*** Opening of Dataset extract ***

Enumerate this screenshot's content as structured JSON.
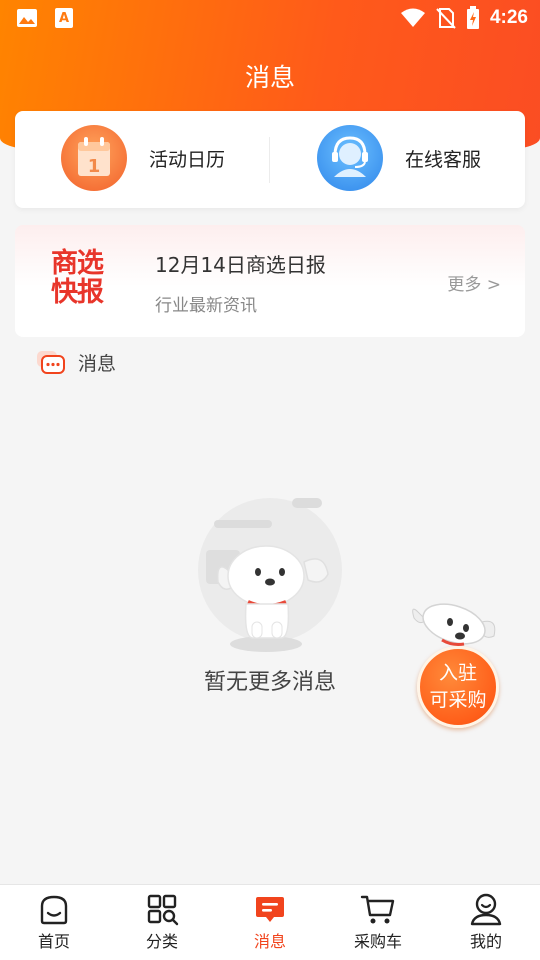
{
  "status_bar": {
    "time": "4:26",
    "icons": [
      "image-icon",
      "font-app-icon",
      "wifi-icon",
      "no-sim-icon",
      "battery-charging-icon"
    ]
  },
  "header": {
    "title": "消息"
  },
  "shortcuts": [
    {
      "label": "活动日历",
      "icon": "calendar-icon",
      "icon_text": "1"
    },
    {
      "label": "在线客服",
      "icon": "customer-service-icon"
    }
  ],
  "news": {
    "logo_line1": "商选",
    "logo_line2": "快报",
    "title": "12月14日商选日报",
    "subtitle": "行业最新资讯",
    "more": "更多  >"
  },
  "section": {
    "title": "消息",
    "icon": "chat-bubble-icon"
  },
  "empty_state": {
    "text": "暂无更多消息",
    "illustration": "joy-dog-icon"
  },
  "float_widget": {
    "line1": "入驻",
    "line2": "可采购",
    "mascot": "joy-dog-mascot-icon"
  },
  "tabs": [
    {
      "label": "首页",
      "icon": "home-icon",
      "active": false
    },
    {
      "label": "分类",
      "icon": "category-icon",
      "active": false
    },
    {
      "label": "消息",
      "icon": "message-icon",
      "active": true
    },
    {
      "label": "采购车",
      "icon": "cart-icon",
      "active": false
    },
    {
      "label": "我的",
      "icon": "profile-icon",
      "active": false
    }
  ],
  "colors": {
    "accent": "#f1441d",
    "header_start": "#ff8400",
    "header_end": "#fb4d23",
    "news_logo": "#e8352a"
  }
}
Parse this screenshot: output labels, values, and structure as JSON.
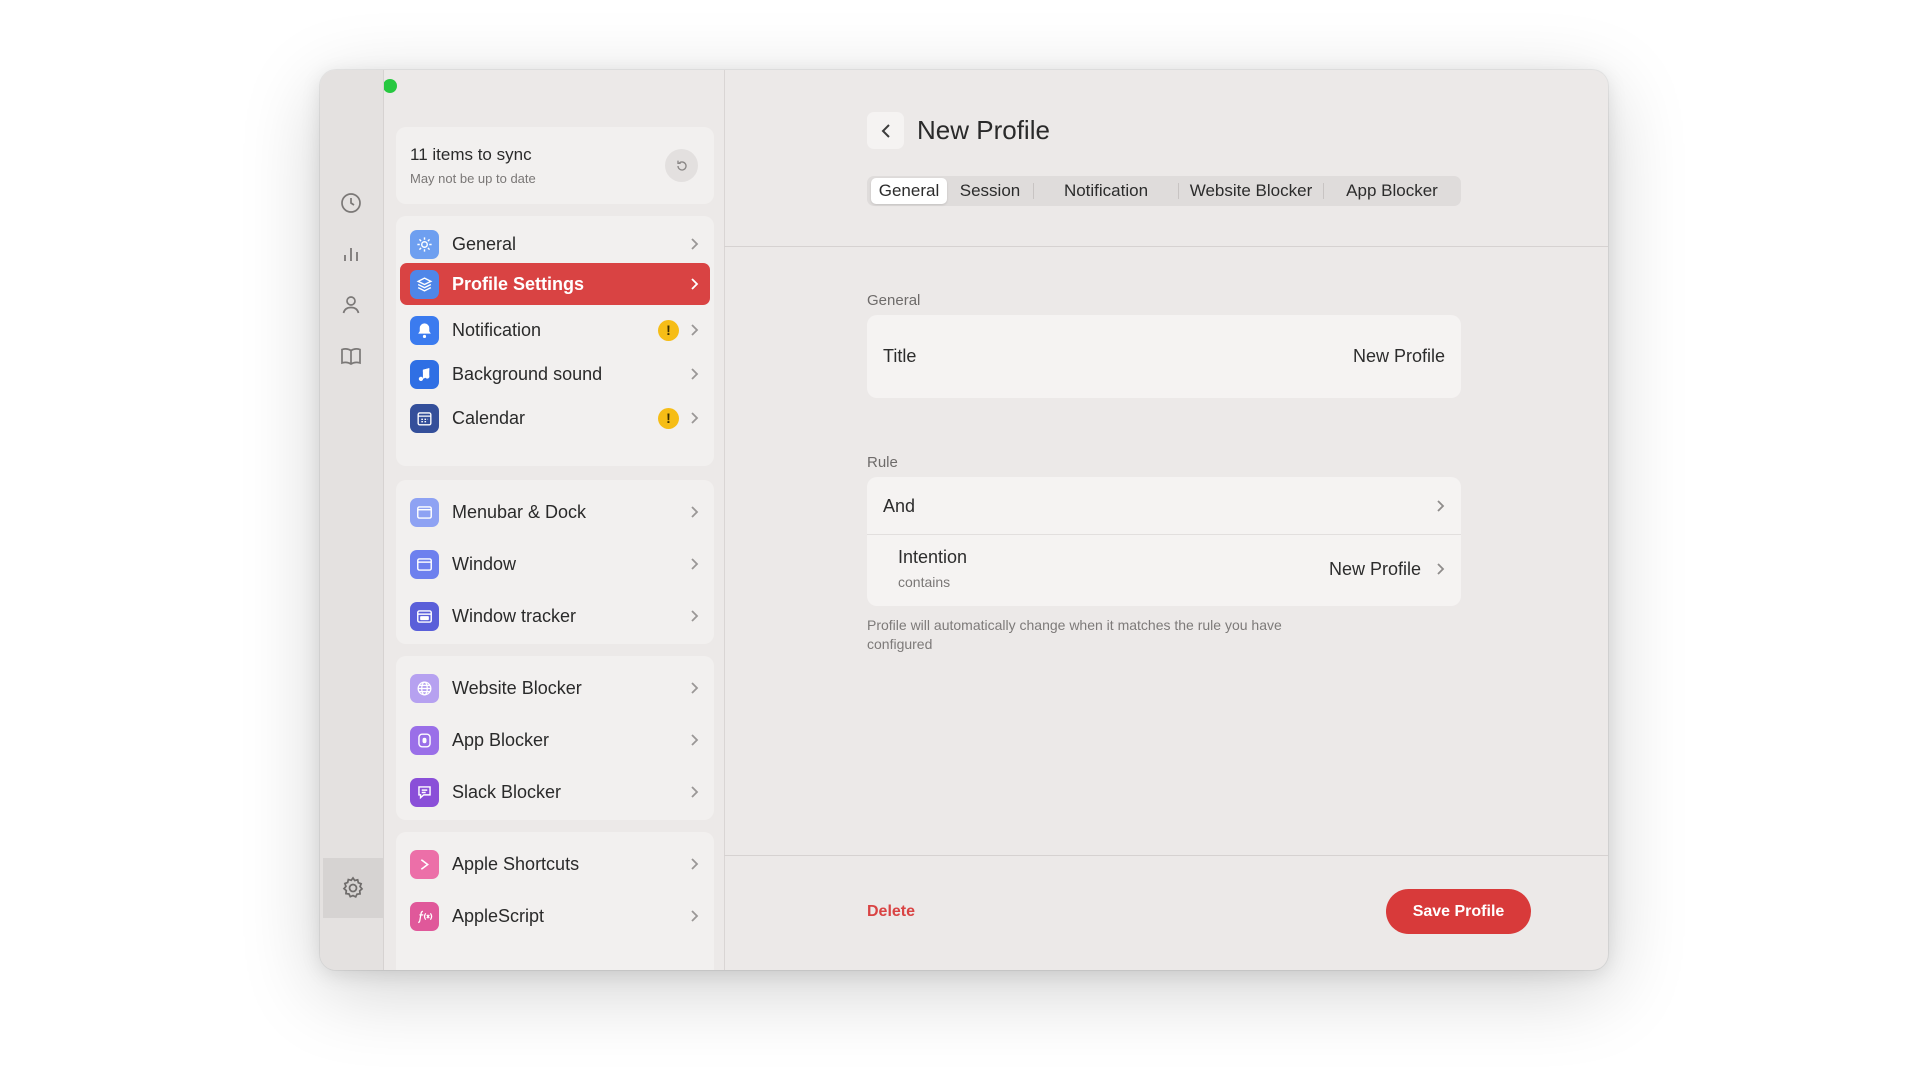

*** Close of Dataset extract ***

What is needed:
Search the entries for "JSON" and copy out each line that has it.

Response area:
Enumerate this screenshot's content as structured JSON.
Parse this screenshot: output labels, values, and structure as JSON.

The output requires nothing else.